Steve is the author of the novel Invisible, the novellas Wagon Buddy, Yuri and Jane: the 816 Chronicles and two collections of short stories; Frostbitten: 12 Hymns of Misery and Left Hand Path: 13 More Tales of Black Magick, the dark poetry collection Dim the Sun and his most recent release was the coming-of-age, urban legend tale The Girl Who Hid in the Trees.
On June 1st, 2019 his second full-length novel, The Stranger will be welcomed to the world.
Steve is also a voracious reader, reviewing everything he reads and submitting the majority of his reviews to be featured on Kendall Reviews.
Steve Stred is based in Edmonton, AB, Canada and lives with his wife, his son and their dog OJ.
You can follow Steve on Twitter @stevestred
You can visit Steve’s Official website here
Ahhh… nothing like the annual summer family camping trip, right?
Malcolm, his wife Sam and their two kids have been staying at the same cabin, at the same campground for years now. Heck, Malcolm’s been coming to the campground since he was a kid.

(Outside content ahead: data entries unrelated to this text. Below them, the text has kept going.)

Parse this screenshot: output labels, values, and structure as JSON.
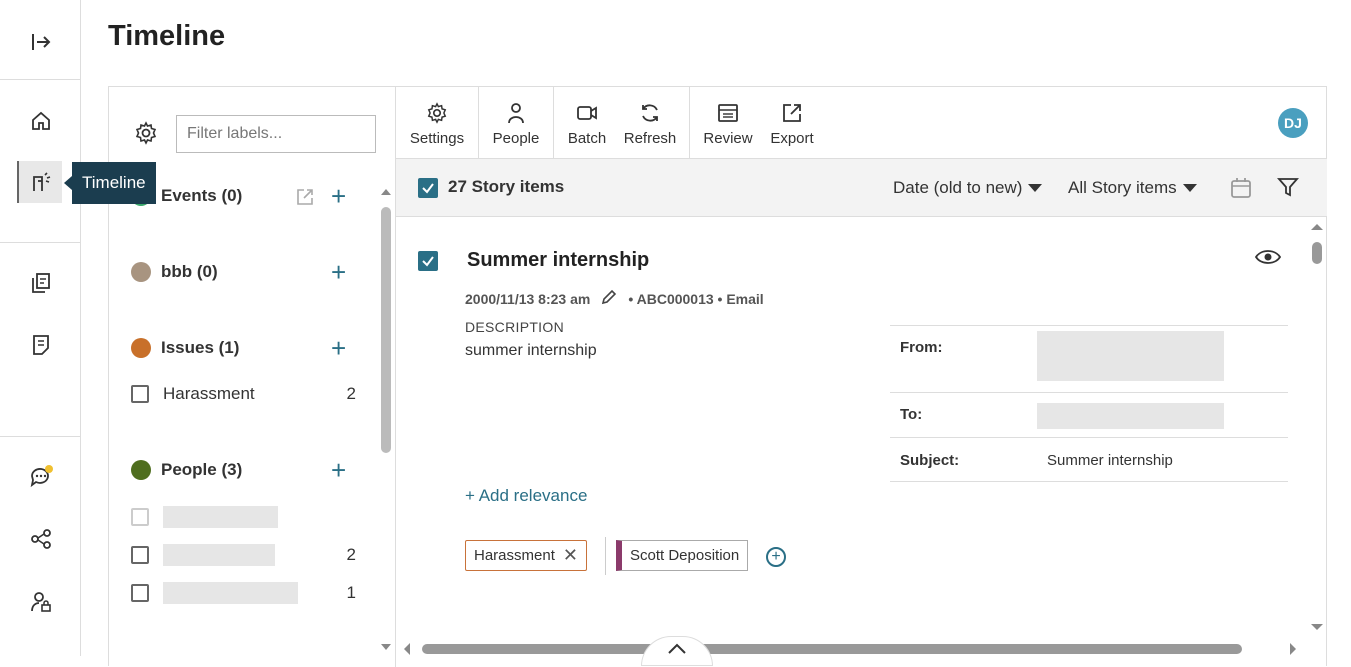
{
  "page": {
    "title": "Timeline"
  },
  "nav": {
    "tooltip": "Timeline"
  },
  "labels_panel": {
    "filter_placeholder": "Filter labels...",
    "groups": [
      {
        "name": "Events (0)",
        "color": "#3aa86b"
      },
      {
        "name": "bbb (0)",
        "color": "#a89480"
      },
      {
        "name": "Issues (1)",
        "color": "#c8702a"
      },
      {
        "name": "People (3)",
        "color": "#4f6e1f"
      }
    ],
    "issues_items": [
      {
        "label": "Harassment",
        "count": "2"
      }
    ],
    "people_items": [
      {
        "count": ""
      },
      {
        "count": "2"
      },
      {
        "count": "1"
      }
    ]
  },
  "toolbar": {
    "settings": "Settings",
    "people": "People",
    "batch": "Batch",
    "refresh": "Refresh",
    "review": "Review",
    "export": "Export",
    "avatar": "DJ"
  },
  "list": {
    "count_label": "27 Story items",
    "sort": "Date (old to new)",
    "filter": "All Story items"
  },
  "item": {
    "title": "Summer internship",
    "date": "2000/11/13 8:23 am",
    "meta": "• ABC000013 • Email",
    "description_label": "DESCRIPTION",
    "description": "summer internship",
    "add_relevance": "+ Add relevance",
    "tags": [
      "Harassment"
    ],
    "story": "Scott Deposition",
    "email": {
      "from_label": "From:",
      "to_label": "To:",
      "subject_label": "Subject:",
      "subject": "Summer internship"
    }
  },
  "colors": {
    "accent": "#2a6f86",
    "tooltip_bg": "#1b3d4f",
    "issue_tag": "#c8723a",
    "story_tag": "#8b3a6b"
  }
}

Miles and miles of groomed trails, hiking, kayaking on the pristine lake. What’s not to like?
But this year… well this year’s different. You see, roof repairs have caused them to have to change their plans. Now they’re staying at the cabin at the end of season, in fact they’re the last campers before it closes for the winter.
While happy to be spending time with the family, Malcolm feels a shift.
The caretaker next door makes it known he hates him.
The trees… move and dance, as though calling him, beckoning him.
Then on a seemingly normal kayaking trip, the family makes a discovery.
YOU TAKE FROM ME
I TAKE FROM YOU
Something’s out there, just on the other side of the fence. Malcolm’s positive it’s just the caretaker trying to scare him, teach the family a lesson.
But what if it’s not…
What if there is something out there?
The Stranger is the second novel from Steve Stred and 9th release overall. The Stranger is another offering following in the footsteps of similar books Invisible, YURI and The Girl Who Hid in the Trees. As Steve describes his works; “dark, bleak horror.”
With this release, Steve has decided to look deeper into what makes humans tick. He confronts two key elements of mankind; bigotry and our environmental footprint.
Featuring stunning cover art by Chadwick St. John (www.inkshadows.com), The Stranger will be a story that will leave you feeling uneasy and have you looking at the trees differently.
Maybe it’s not the wind making the branches sway…